Snowshoeing is Fun for the Whole Family

by Jonatha Wey
Note: Jonatha conducts Women's Clinics for Atlas Snowshoe.
 

©SIA 2007-8

Getting the entire family out on snowshoes can be a whole lot of fun! We have had some snowshoe hikes in the White Mountains of New Hampshire as well as dog walks in our local conservation land.

As the mother of 3 children as well as the Trips Director for a summer camp in Maine, let me share some practical tips for keeping kids happy, warm and having fun in winter wonderland!

Probably the most important thing is to begin with reasonable expectations. Depending on your child’s age, keep your first outing simple, ie, don’t bite off more than you can chew. As with many things in life, if the first experience is pleasant, your kids will want to go back again!

If your children have never been out on snowshoes, begin on flat terrain. Public golf courses, conservation trails, or even your own back yard are great places to start. Make sure the children (and yourselves!) are properly sized (this site has many helpful tips for that).

Depending on their age and experience their attention span may be limited. What we see as beautiful may not register to them, but what they find as “cool” may be something we walk right by!

If you venture out to a place that has a map, you may want to make a copy for each one in your group and put it in a Ziploc bag. If they are old enough this could help engage them in knowing where they are. If old enough, have then wear a watch and be aware what time it is.

Be sure to pack extra layers and snacks. Bring food that you know your children will eat.

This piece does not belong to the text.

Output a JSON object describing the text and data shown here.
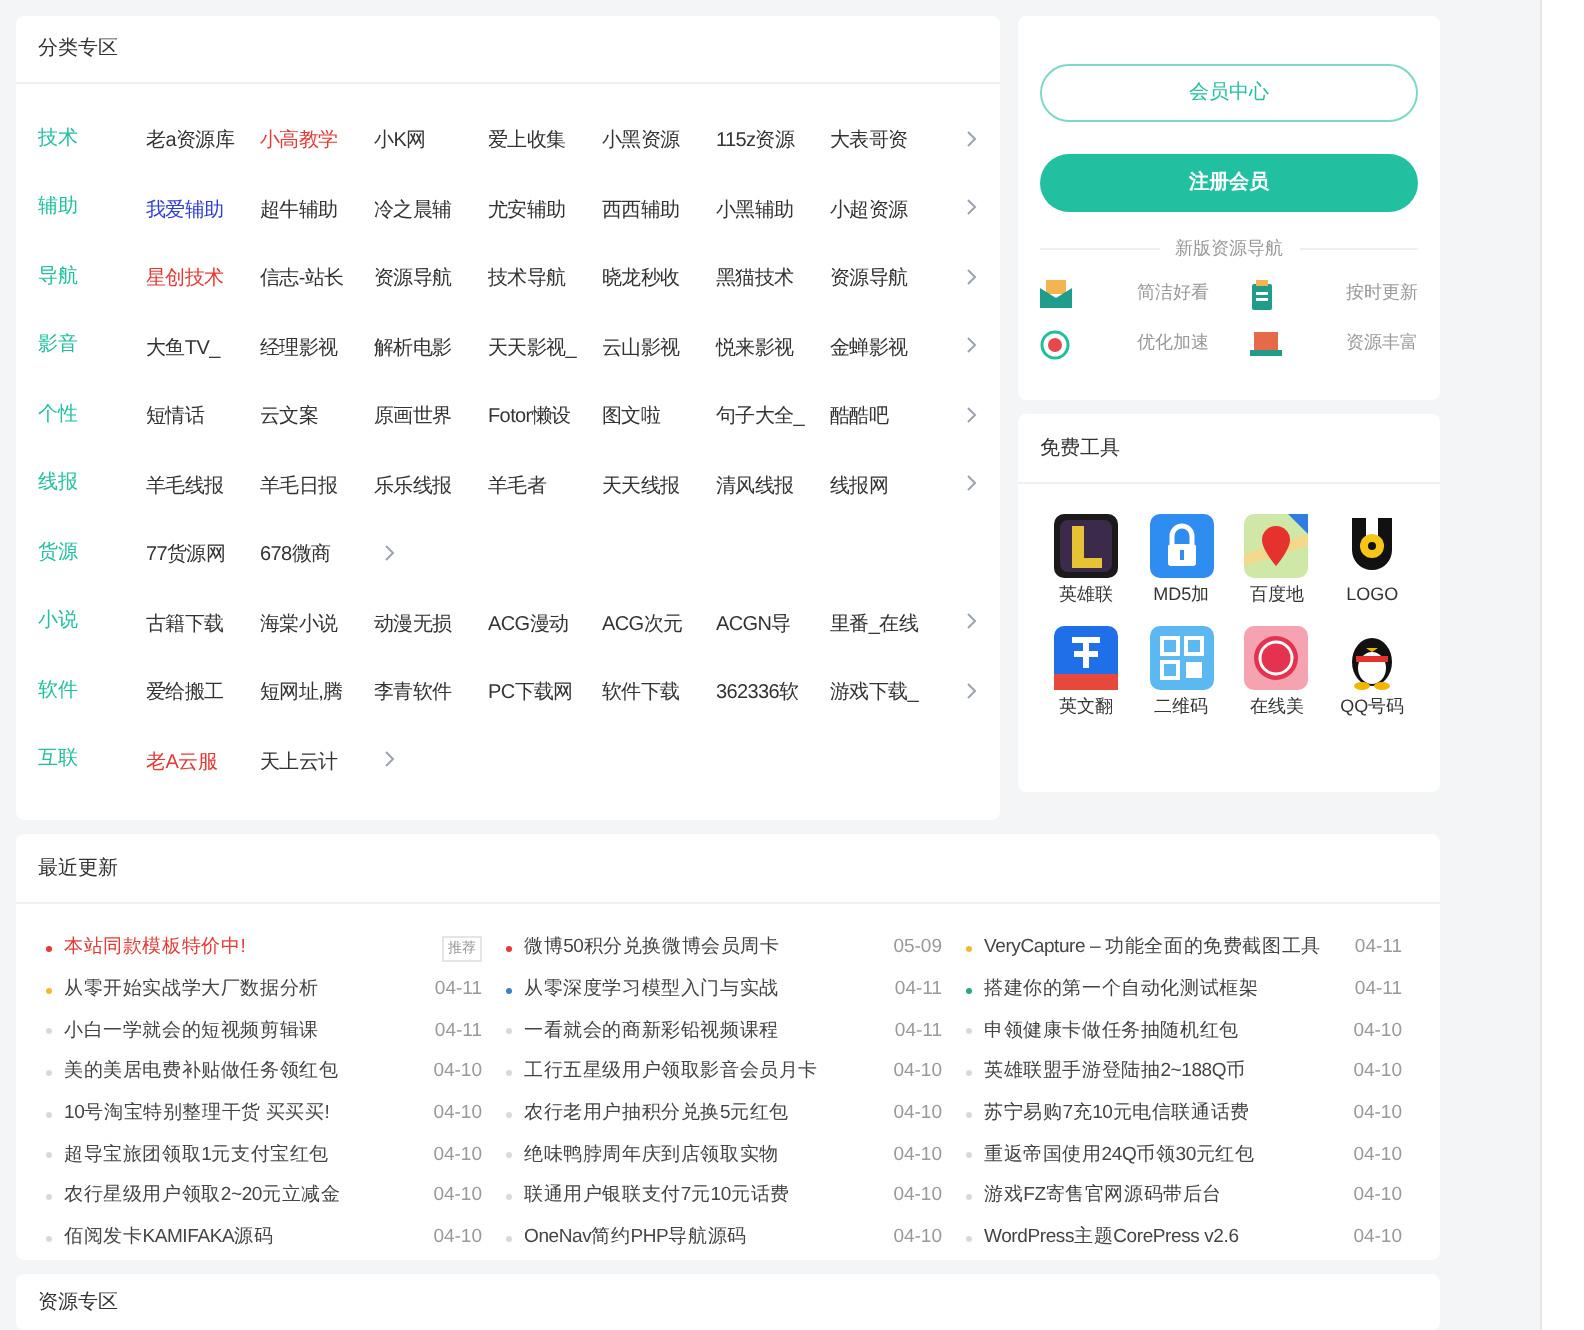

If they choose cheddar goldfish instead of a power bar, you can put the snack in a container so it doesn’t get crushed. And make sure you all have enough water. We don’t feel thirsty the way we do in the summer so may want to add a flavor to encourage hydrating.

Children as well as adults often begin to quickly and thus burn out ahead of schedule. Initially put someone in the lead who both knows what they are doing and has nothing to prove! The seven year old can keep up with the twelve year old if the pace is appropriate.

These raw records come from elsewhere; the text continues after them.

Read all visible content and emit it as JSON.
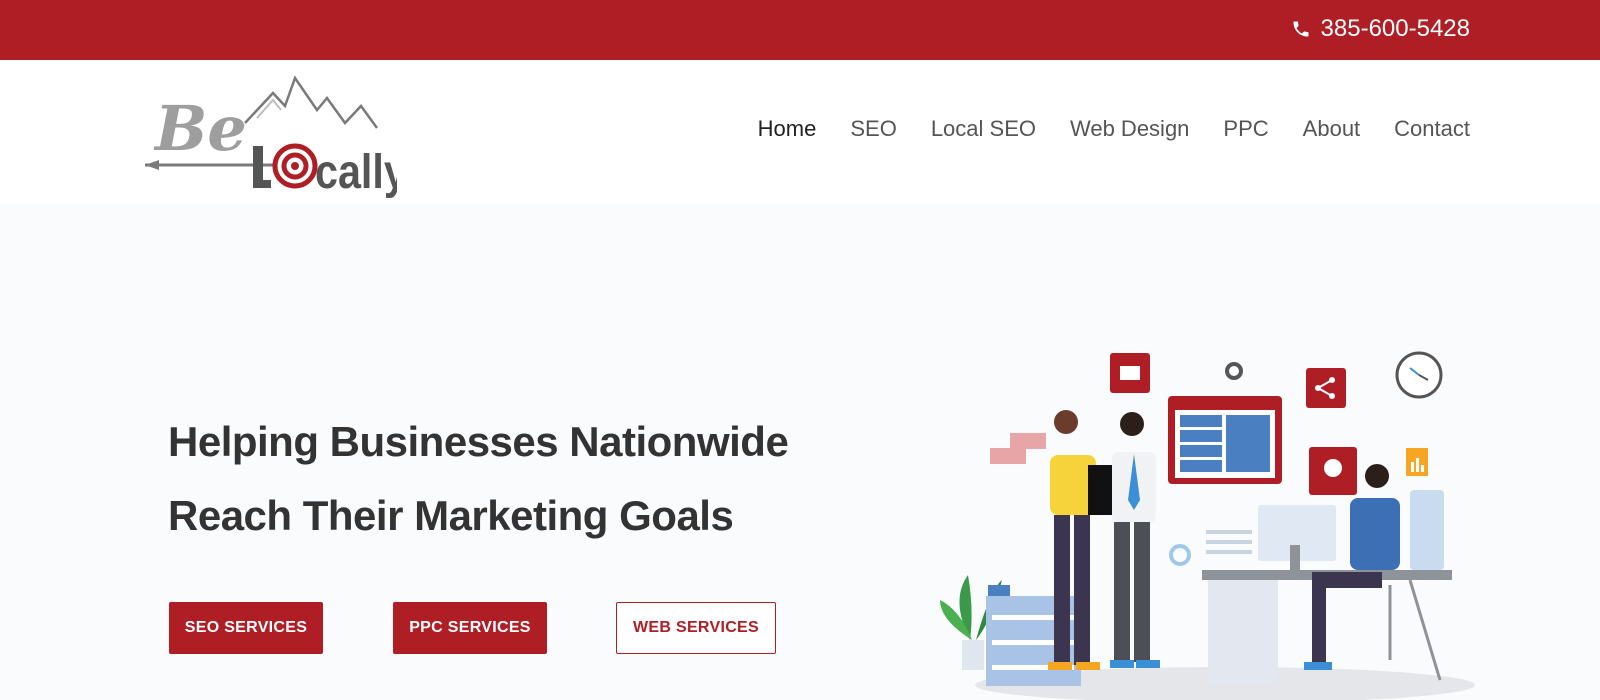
{
  "topbar": {
    "phone_icon": "phone-icon",
    "phone": "385-600-5428"
  },
  "header": {
    "logo_text": "Be Locally",
    "nav": [
      {
        "label": "Home"
      },
      {
        "label": "SEO"
      },
      {
        "label": "Local SEO"
      },
      {
        "label": "Web Design"
      },
      {
        "label": "PPC"
      },
      {
        "label": "About"
      },
      {
        "label": "Contact"
      }
    ]
  },
  "hero": {
    "title_line1": "Helping Businesses Nationwide",
    "title_line2": "Reach Their Marketing Goals",
    "buttons": {
      "seo": "SEO SERVICES",
      "ppc": "PPC SERVICES",
      "web": "WEB SERVICES"
    }
  },
  "colors": {
    "brand_red": "#b01e25",
    "text_dark": "#333333",
    "page_bg": "#fafbfd"
  }
}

If you carry a camera, keep it close to your body to keep the batteries from freezing. Your family will enjoy seeing what they did later that evening! Encourage the children to take a picture of nature instead of taking nature itself home – that way other people can enjoy the same scenery also.

The whole point of getting out as a family is to enjoy the wonder of winter as well as each other’s company. With reasonable expectations, proper gear, food and water, patience, and a good sense of humor, you and your family will have a day to remember!